[Collection entries]
=== Begin Enclosure ===

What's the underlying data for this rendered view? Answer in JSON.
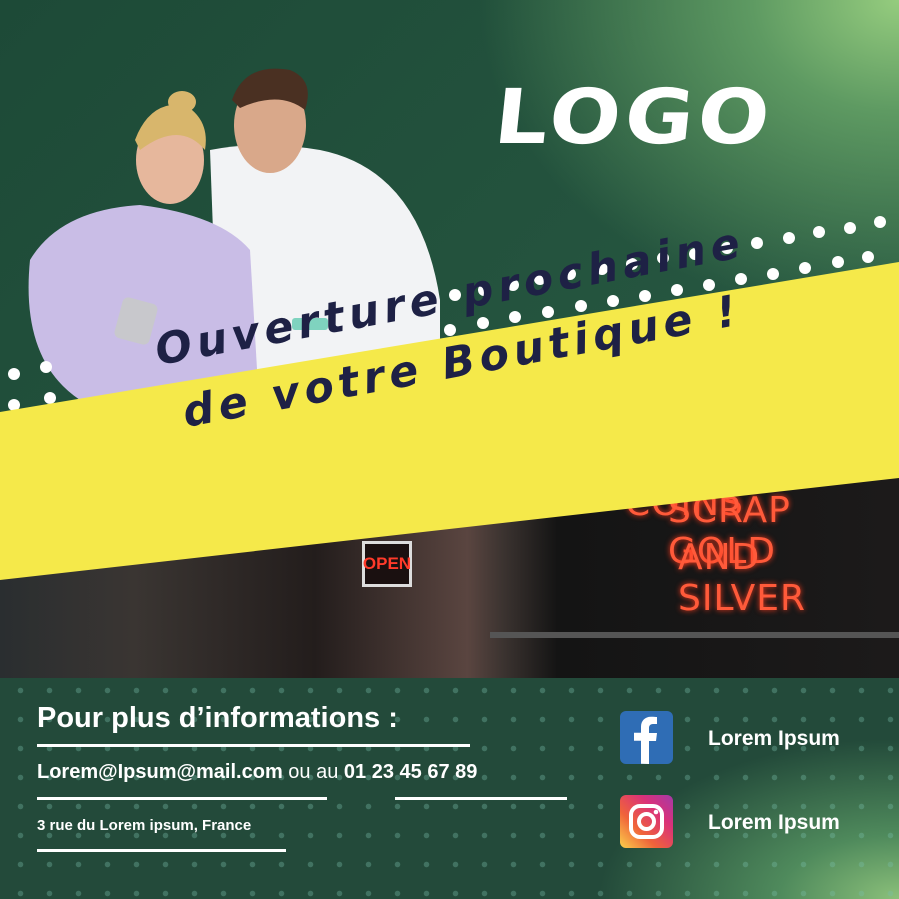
{
  "logo": {
    "text": "LOGO"
  },
  "banner": {
    "line1": "Ouverture prochaine",
    "line2": "de votre Boutique !",
    "background_color": "#f5e94a",
    "text_color": "#1e2145"
  },
  "store_photo": {
    "neon_lines": [
      "BUYERS OF COINS",
      "SCRAP GOLD",
      "AND SILVER"
    ],
    "open_sign": "OPEN"
  },
  "footer": {
    "heading": "Pour plus d’informations :",
    "email": "Lorem@Ipsum@mail.com",
    "connector": "ou au",
    "phone": "01 23 45 67 89",
    "address": "3 rue du Lorem ipsum, France",
    "social": [
      {
        "icon": "facebook-icon",
        "label": "Lorem Ipsum",
        "color": "#2f6db5"
      },
      {
        "icon": "instagram-icon",
        "label": "Lorem Ipsum",
        "color": "#e1306c"
      }
    ]
  }
}
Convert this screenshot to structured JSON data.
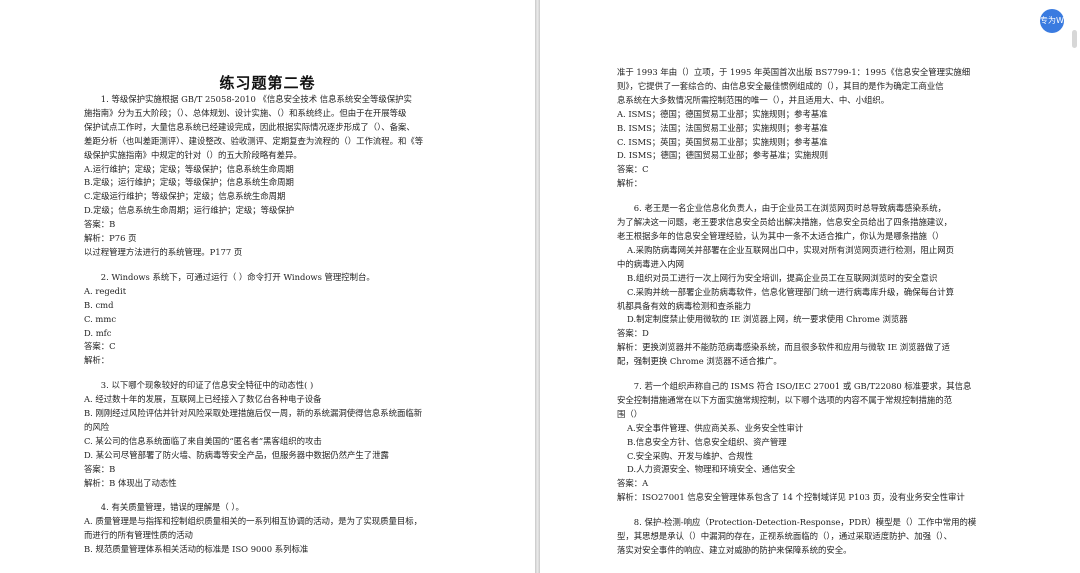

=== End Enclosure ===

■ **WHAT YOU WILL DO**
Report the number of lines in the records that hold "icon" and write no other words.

■ **EXERCISE ANSWER**
2